Individually, and as small groups, we’ve worked with legislators and international news organisations to uncover and tell the story of the ever increasing price tags put on our lives.
In this ongoing grassroots battle, patients scored a rare win in Nevada in June 2017, when the “insulin transparency” bill (Senate Bill 539) was signed into law. This law requires that if the manufacturers of insulin and other essential diabetes drugs raise their prices by more than the annual rate of inflation, then they must submit a report explaining (among other things) the factors behind the increase, the cost of production, advertising costs, and any rebates negotiated with pharmacy benefit managers. Nevada’s Department of Health and Human Services will then publish this information, providing patients with much needed transparency on these life saving medications.
Armed with this information, patients can overcome pharma companies’ contentions that extreme prices are necessary for research and development (which we’ve seen very little of in the insulin space). We’ll also be able to more effectively lobby federal legislators to implement nationwide solutions to the uniquely American insulin pricing crisis.
The insulin transparency law also requires any nonprofit organisation that advocates for patients, and which is operating in Nevada, discloses contributions from drug manufacturers—a means to address any industry conflicts of interest among patient advocacy groups.
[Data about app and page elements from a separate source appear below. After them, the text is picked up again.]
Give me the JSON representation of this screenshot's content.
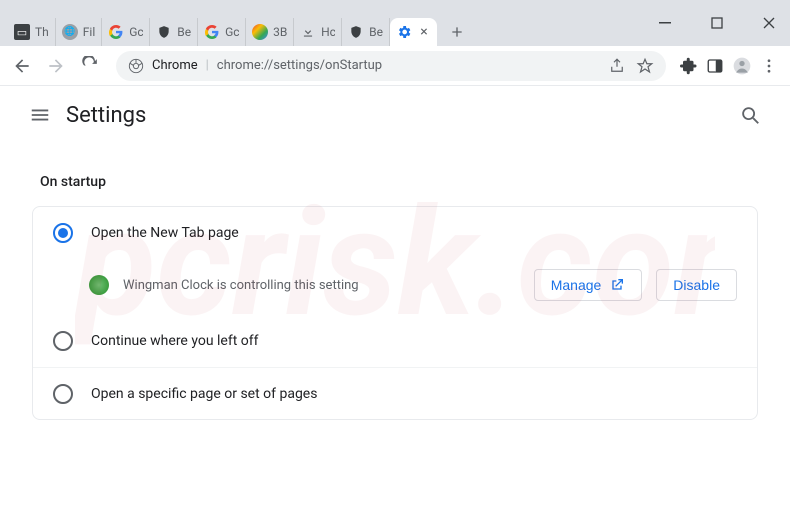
{
  "window": {
    "tabs": [
      {
        "label": "Th",
        "favicon": "doc"
      },
      {
        "label": "Fil",
        "favicon": "globe"
      },
      {
        "label": "Gc",
        "favicon": "google"
      },
      {
        "label": "Be",
        "favicon": "shield"
      },
      {
        "label": "Gc",
        "favicon": "google"
      },
      {
        "label": "3B",
        "favicon": "rainbow"
      },
      {
        "label": "Hc",
        "favicon": "download"
      },
      {
        "label": "Be",
        "favicon": "shield"
      }
    ],
    "active_tab_label": "Settings"
  },
  "omnibox": {
    "chip": "Chrome",
    "url_path": "chrome://settings/onStartup"
  },
  "header": {
    "title": "Settings"
  },
  "section": {
    "title": "On startup",
    "options": [
      {
        "label": "Open the New Tab page",
        "selected": true
      },
      {
        "label": "Continue where you left off",
        "selected": false
      },
      {
        "label": "Open a specific page or set of pages",
        "selected": false
      }
    ],
    "extension_notice": {
      "text": "Wingman Clock is controlling this setting",
      "manage_label": "Manage",
      "disable_label": "Disable"
    }
  }
}
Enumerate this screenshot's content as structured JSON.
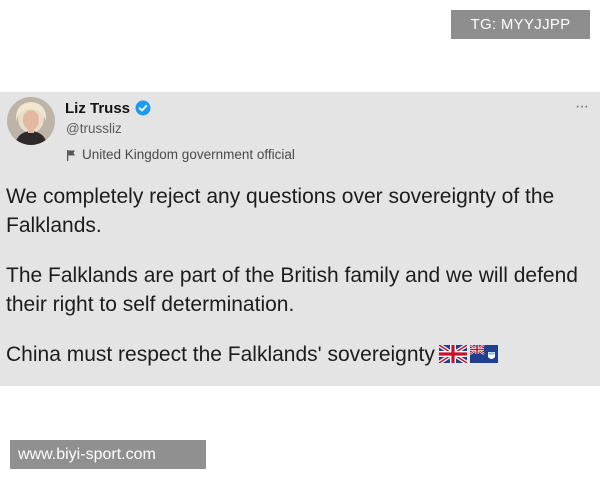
{
  "watermark_top": "TG: MYYJJPP",
  "watermark_bottom": "www.biyi-sport.com",
  "tweet": {
    "author_name": "Liz Truss",
    "handle": "@trussliz",
    "account_label": "United Kingdom government official",
    "verified_color": "#1d9bf0",
    "more_label": "···",
    "paragraphs": [
      "We completely reject any questions over sovereignty of the Falklands.",
      "The Falklands are part of the British family and we will defend their right to self determination.",
      "China must respect the Falklands' sovereignty"
    ],
    "emoji_icons": [
      "uk-flag-icon",
      "falkland-islands-flag-icon"
    ]
  }
}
While individual patients relentlessly advocated in the heated battle to enact this transparency law, commentators have observed how the overwhelming majority of diabetes patient advocacy groups, including Juvenile Diabetes Research Foundation and the American Diabetes Association, have mostly remained silent on the legislation.
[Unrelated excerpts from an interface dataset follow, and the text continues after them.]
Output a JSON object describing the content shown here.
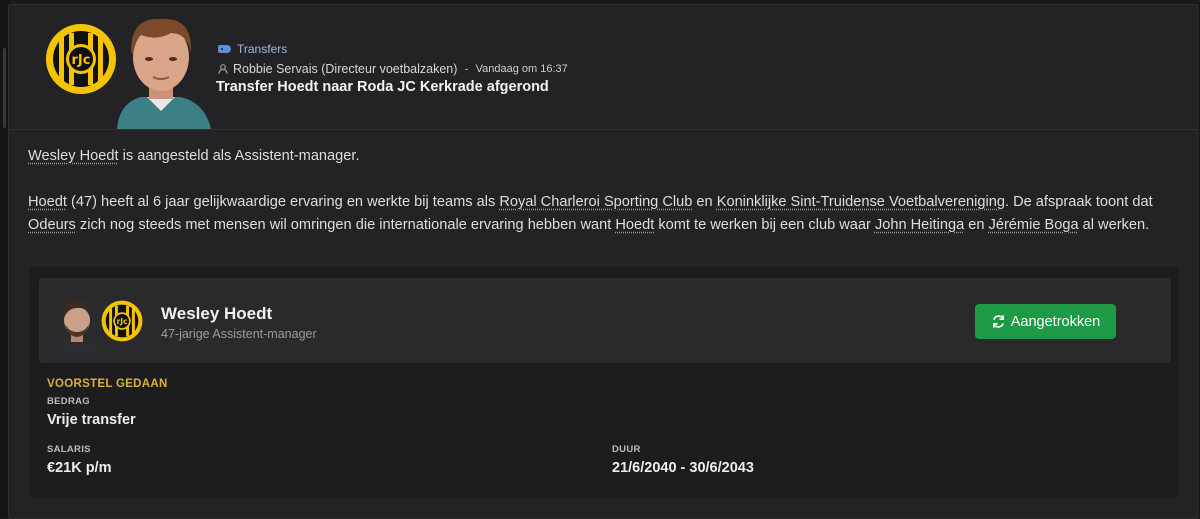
{
  "message": {
    "category": "Transfers",
    "sender": "Robbie Servais (Directeur voetbalzaken)",
    "separator": "-",
    "time": "Vandaag om 16:37",
    "subject": "Transfer Hoedt naar Roda JC Kerkrade afgerond",
    "club_logo_text": "RODA JC KERKRADE",
    "icons": {
      "category": "tag-icon",
      "sender": "person-icon"
    }
  },
  "body": {
    "p1": [
      {
        "text": "Wesley Hoedt",
        "link": true
      },
      {
        "text": " is aangesteld als Assistent-manager.",
        "link": false
      }
    ],
    "p2": [
      {
        "text": "Hoedt",
        "link": true
      },
      {
        "text": " (47) heeft al 6 jaar gelijkwaardige ervaring en werkte bij teams als ",
        "link": false
      },
      {
        "text": "Royal Charleroi Sporting Club",
        "link": true
      },
      {
        "text": " en ",
        "link": false
      },
      {
        "text": "Koninklijke Sint-Truidense Voetbalvereniging",
        "link": true
      },
      {
        "text": ". De afspraak toont dat ",
        "link": false
      },
      {
        "text": "Odeurs",
        "link": true
      },
      {
        "text": " zich nog steeds met mensen wil omringen die internationale ervaring hebben want ",
        "link": false
      },
      {
        "text": "Hoedt",
        "link": true
      },
      {
        "text": " komt te werken bij een club waar ",
        "link": false
      },
      {
        "text": "John Heitinga",
        "link": true
      },
      {
        "text": " en ",
        "link": false
      },
      {
        "text": "Jérémie Boga",
        "link": true
      },
      {
        "text": " al werken.",
        "link": false
      }
    ]
  },
  "card": {
    "name": "Wesley Hoedt",
    "role": "47-jarige Assistent-manager",
    "status_button": "Aangetrokken",
    "status_icon": "refresh-icon",
    "offer_status": "VOORSTEL GEDAAN",
    "fee_label": "BEDRAG",
    "fee_value": "Vrije transfer",
    "salary_label": "SALARIS",
    "salary_value": "€21K p/m",
    "duration_label": "DUUR",
    "duration_value": "21/6/2040 - 30/6/2043"
  },
  "colors": {
    "accent_green": "#1e9a46",
    "status_gold": "#d8b23a",
    "club_yellow": "#f5c400",
    "category_blue": "#9fb8e6"
  }
}
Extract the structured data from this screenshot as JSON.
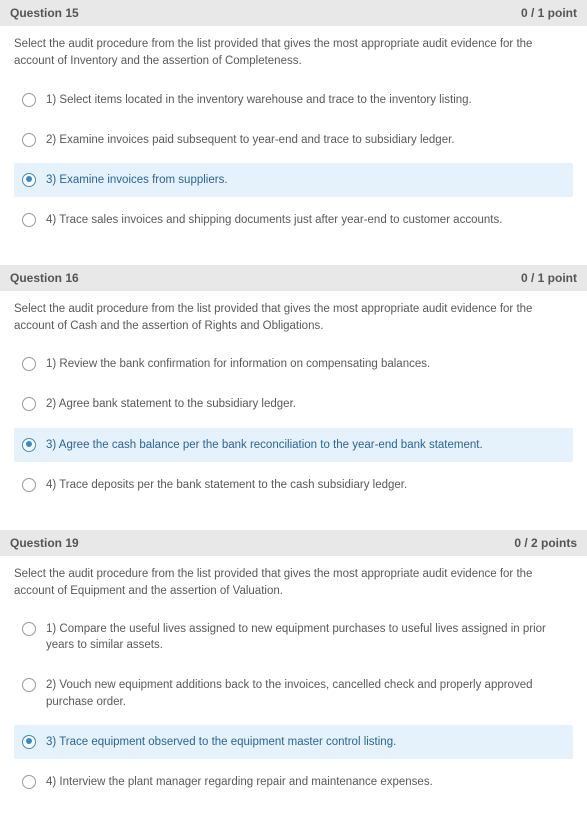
{
  "questions": [
    {
      "title": "Question 15",
      "score": "0 / 1 point",
      "prompt": "Select the audit procedure from the list provided that gives the most appropriate audit evidence for the account of Inventory and the assertion of Completeness.",
      "options": [
        {
          "label": "1) Select items located in the inventory warehouse and trace to the inventory listing.",
          "selected": false
        },
        {
          "label": "2) Examine invoices paid subsequent to year-end and trace to subsidiary ledger.",
          "selected": false
        },
        {
          "label": "3) Examine invoices from suppliers.",
          "selected": true
        },
        {
          "label": "4) Trace sales invoices and shipping documents just after year-end to customer accounts.",
          "selected": false
        }
      ]
    },
    {
      "title": "Question 16",
      "score": "0 / 1 point",
      "prompt": "Select the audit procedure from the list provided that gives the most appropriate audit evidence for the account of Cash and the assertion of Rights and Obligations.",
      "options": [
        {
          "label": "1) Review the bank confirmation for information on compensating balances.",
          "selected": false
        },
        {
          "label": "2) Agree bank statement to the subsidiary ledger.",
          "selected": false
        },
        {
          "label": "3) Agree the cash balance per the bank reconciliation to the year-end bank statement.",
          "selected": true
        },
        {
          "label": "4) Trace deposits per the bank statement to the cash subsidiary ledger.",
          "selected": false
        }
      ]
    },
    {
      "title": "Question 19",
      "score": "0 / 2 points",
      "prompt": "Select the audit procedure from the list provided that gives the most appropriate audit evidence for the account of Equipment and the assertion of Valuation.",
      "options": [
        {
          "label": "1) Compare the useful lives assigned to new equipment purchases to useful lives assigned in prior years to similar assets.",
          "selected": false
        },
        {
          "label": "2) Vouch new equipment additions back to the invoices, cancelled check and properly approved purchase order.",
          "selected": false
        },
        {
          "label": "3) Trace equipment observed to the equipment master control listing.",
          "selected": true
        },
        {
          "label": "4) Interview the plant manager regarding repair and maintenance expenses.",
          "selected": false
        }
      ]
    }
  ]
}
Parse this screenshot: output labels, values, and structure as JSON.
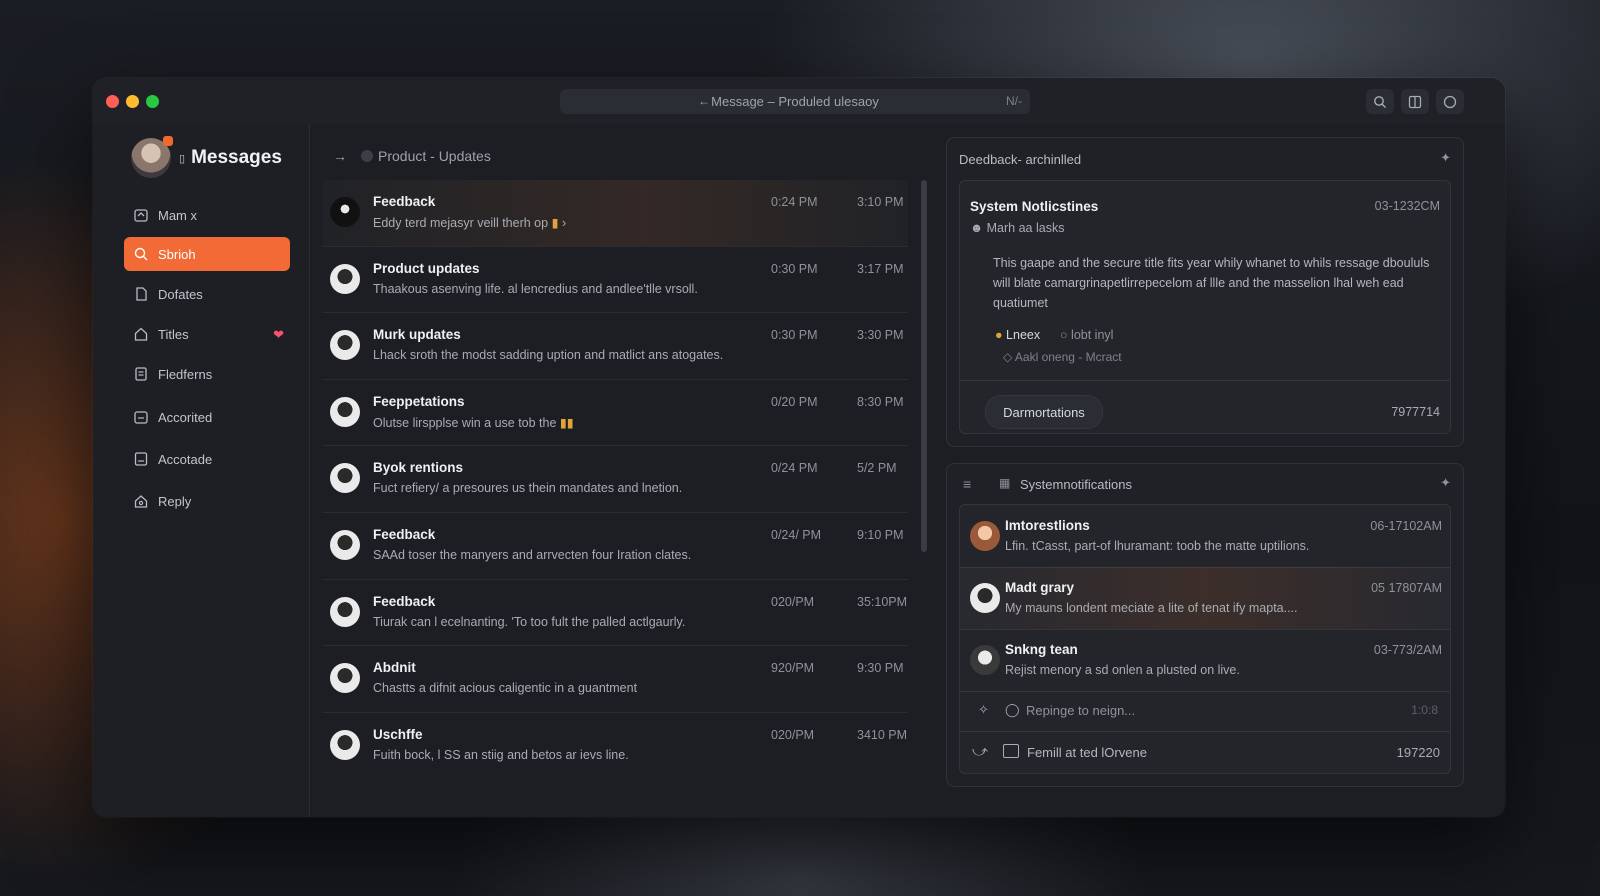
{
  "window": {
    "address": "Message – Produled ulesaoy",
    "address_tail": "N/-"
  },
  "sidebar": {
    "title": "Messages",
    "items": [
      {
        "label": "Mam x",
        "icon": "inbox-icon"
      },
      {
        "label": "Sbrioh",
        "icon": "search-icon",
        "active": true
      },
      {
        "label": "Dofates",
        "icon": "file-icon"
      },
      {
        "label": "Titles",
        "icon": "home-icon",
        "badge": "heart"
      },
      {
        "label": "Fledferns",
        "icon": "list-icon"
      },
      {
        "label": "Accorited",
        "icon": "folder-icon"
      },
      {
        "label": "Accotade",
        "icon": "document-icon"
      },
      {
        "label": "Reply",
        "icon": "reply-icon"
      }
    ]
  },
  "main": {
    "breadcrumb": "Product - Updates",
    "messages": [
      {
        "title": "Feedback",
        "preview": "Eddy terd mejasyr veill therh op",
        "time1": "0:24 PM",
        "time2": "3:10 PM"
      },
      {
        "title": "Product updates",
        "preview": "Thaakous asenving life. al lencredius and andlee'tlle vrsoll.",
        "time1": "0:30 PM",
        "time2": "3:17 PM"
      },
      {
        "title": "Murk updates",
        "preview": "Lhack sroth the modst sadding uption and matlict ans atogates.",
        "time1": "0:30 PM",
        "time2": "3:30 PM"
      },
      {
        "title": "Feeppetations",
        "preview": "Olutse lirspplse win a use tob the",
        "time1": "0/20 PM",
        "time2": "8:30 PM"
      },
      {
        "title": "Byok rentions",
        "preview": "Fuct refiery/ a presoures us thein mandates and lnetion.",
        "time1": "0/24 PM",
        "time2": "5/2 PM"
      },
      {
        "title": "Feedback",
        "preview": "SAAd toser the manyers and arrvecten four Iration clates.",
        "time1": "0/24/ PM",
        "time2": "9:10 PM"
      },
      {
        "title": "Feedback",
        "preview": "Tiurak can l ecelnanting. 'To too fult the palled actlgaurly.",
        "time1": "020/PM",
        "time2": "35:10PM"
      },
      {
        "title": "Abdnit",
        "preview": "Chastts a difnit acious caligentic in a guantment",
        "time1": "920/PM",
        "time2": "9:30 PM"
      },
      {
        "title": "Uschffe",
        "preview": "Fuith bock, l SS an stiig and betos ar ievs line.",
        "time1": "020/PM",
        "time2": "3410 PM"
      }
    ]
  },
  "right": {
    "card1": {
      "header": "Deedback- archinlled",
      "system_title": "System Notlicstines",
      "system_time": "03-1232CM",
      "system_sub": "Marh aa lasks",
      "body": "This gaape and the secure title fits year whily whanet to whils ressage dboululs will blate camargrinapetlirrepecelom af llle and the masselion lhal weh ead quatiumet",
      "tag1": "Lneex",
      "tag2": "lobt inyl",
      "tag3": "Aakl oneng - Mcract",
      "button": "Darmortations",
      "count": "7977714"
    },
    "card2": {
      "header": "Systemnotifications",
      "rows": [
        {
          "title": "Imtorestlions",
          "preview": "Lfin. tCasst, part-of lhuramant: toob the matte uptilions.",
          "time": "06-17102AM"
        },
        {
          "title": "Madt grary",
          "preview": "My mauns londent meciate a lite of tenat ify mapta....",
          "time": "05 17807AM"
        },
        {
          "title": "Snkng tean",
          "preview": "Rejist menory a sd onlen a plusted on live.",
          "time": "03-773/2AM"
        }
      ],
      "reply_placeholder": "Repinge to neign...",
      "reply_right": "1:0:8",
      "footer_text": "Femill at ted lOrvene",
      "footer_count": "197220"
    }
  },
  "colors": {
    "accent": "#f26a35",
    "heart": "#ff4f6e",
    "window": "#1c1e23"
  }
}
The trade groups Pharmaceutical Research and Manufacturers of America (PhRMA) and Biotechnology Innovation Organization (BIO) recently sued officials in Nevada in their bid to derail the bill and keep insulin pricing information from the public. PhRMA claims in its lawsuit that the law is unconstitutional and that such transparency for patients will result in “economic harm [that will] spread to the entire Nation.” In a further move, PhRMA filed an injunction motion requesting that the Nevada federal court delay enacting the law until the conclusion of this lawsuit. Yet last month the district judge denied the motion, clearing the way for the insulin transparency law to take effect immediately. The first required reporting is scheduled to occur in 2018.
Other states are following suit with their own approaches to transparency. California’s governor recently signed legislation to shine a light on the pricing decisions behind a wider range of drugs, and Massachusetts is considering a transparency bill for the top 20 most expensive drugs. PhRMA and BIO are likely to heavily lobby against and litigate these bills through the federal courts, using highly paid attorneys to run up litigation costs in the hopes of deterring similar legislation in other states. And drug manufacturers will continue to give millions to our patient advocacy organisations.
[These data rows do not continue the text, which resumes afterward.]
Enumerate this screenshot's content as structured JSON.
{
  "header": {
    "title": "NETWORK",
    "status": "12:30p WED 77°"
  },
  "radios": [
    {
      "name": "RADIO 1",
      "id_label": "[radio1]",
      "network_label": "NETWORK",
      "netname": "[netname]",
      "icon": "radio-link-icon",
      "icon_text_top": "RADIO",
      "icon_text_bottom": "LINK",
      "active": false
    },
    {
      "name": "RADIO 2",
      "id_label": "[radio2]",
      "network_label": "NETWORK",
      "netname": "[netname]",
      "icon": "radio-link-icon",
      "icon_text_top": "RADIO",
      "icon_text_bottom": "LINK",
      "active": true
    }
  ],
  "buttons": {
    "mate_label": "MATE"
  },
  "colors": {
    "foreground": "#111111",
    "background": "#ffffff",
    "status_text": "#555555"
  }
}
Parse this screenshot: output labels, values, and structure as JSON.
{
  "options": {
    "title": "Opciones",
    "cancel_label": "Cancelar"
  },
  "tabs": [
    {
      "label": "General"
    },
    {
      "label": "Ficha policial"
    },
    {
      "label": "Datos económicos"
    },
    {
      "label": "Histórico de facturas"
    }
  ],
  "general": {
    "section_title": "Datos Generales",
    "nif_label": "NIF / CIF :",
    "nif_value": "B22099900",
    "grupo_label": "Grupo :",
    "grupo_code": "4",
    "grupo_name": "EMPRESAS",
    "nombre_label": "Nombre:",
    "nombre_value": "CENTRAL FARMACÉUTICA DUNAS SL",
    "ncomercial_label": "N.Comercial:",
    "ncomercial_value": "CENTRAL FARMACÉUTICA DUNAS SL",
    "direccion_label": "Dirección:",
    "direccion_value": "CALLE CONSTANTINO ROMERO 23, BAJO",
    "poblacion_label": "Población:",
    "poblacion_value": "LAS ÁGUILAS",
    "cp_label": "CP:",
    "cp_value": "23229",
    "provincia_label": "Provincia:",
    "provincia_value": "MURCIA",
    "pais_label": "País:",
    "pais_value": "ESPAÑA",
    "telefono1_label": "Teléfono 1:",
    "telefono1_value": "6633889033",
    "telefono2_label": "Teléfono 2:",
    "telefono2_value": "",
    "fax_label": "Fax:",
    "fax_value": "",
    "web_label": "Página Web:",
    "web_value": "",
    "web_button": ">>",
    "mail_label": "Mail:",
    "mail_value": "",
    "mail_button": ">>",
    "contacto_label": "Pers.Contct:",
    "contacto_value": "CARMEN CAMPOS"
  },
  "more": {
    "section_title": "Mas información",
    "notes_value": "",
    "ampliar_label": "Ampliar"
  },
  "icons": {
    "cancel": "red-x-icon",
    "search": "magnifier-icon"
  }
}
For grassroots patients like me, however, this is quite literally a fight for our lives. We will not be silenced, we will continue to disrupt the status quo pharma has enjoyed for decades at the expense of our health and finances, and we will not stop until life saving medications are affordable and easily accessible to all those who need them for survival.
Laura Marston is an intellectual property attorney and a relentless patient advocate for affordable insulin in the United States. Laura has lived with type 1 diabetes for 21 years, since she was 14. She lives in Washington DC.
Competing interests: None declared.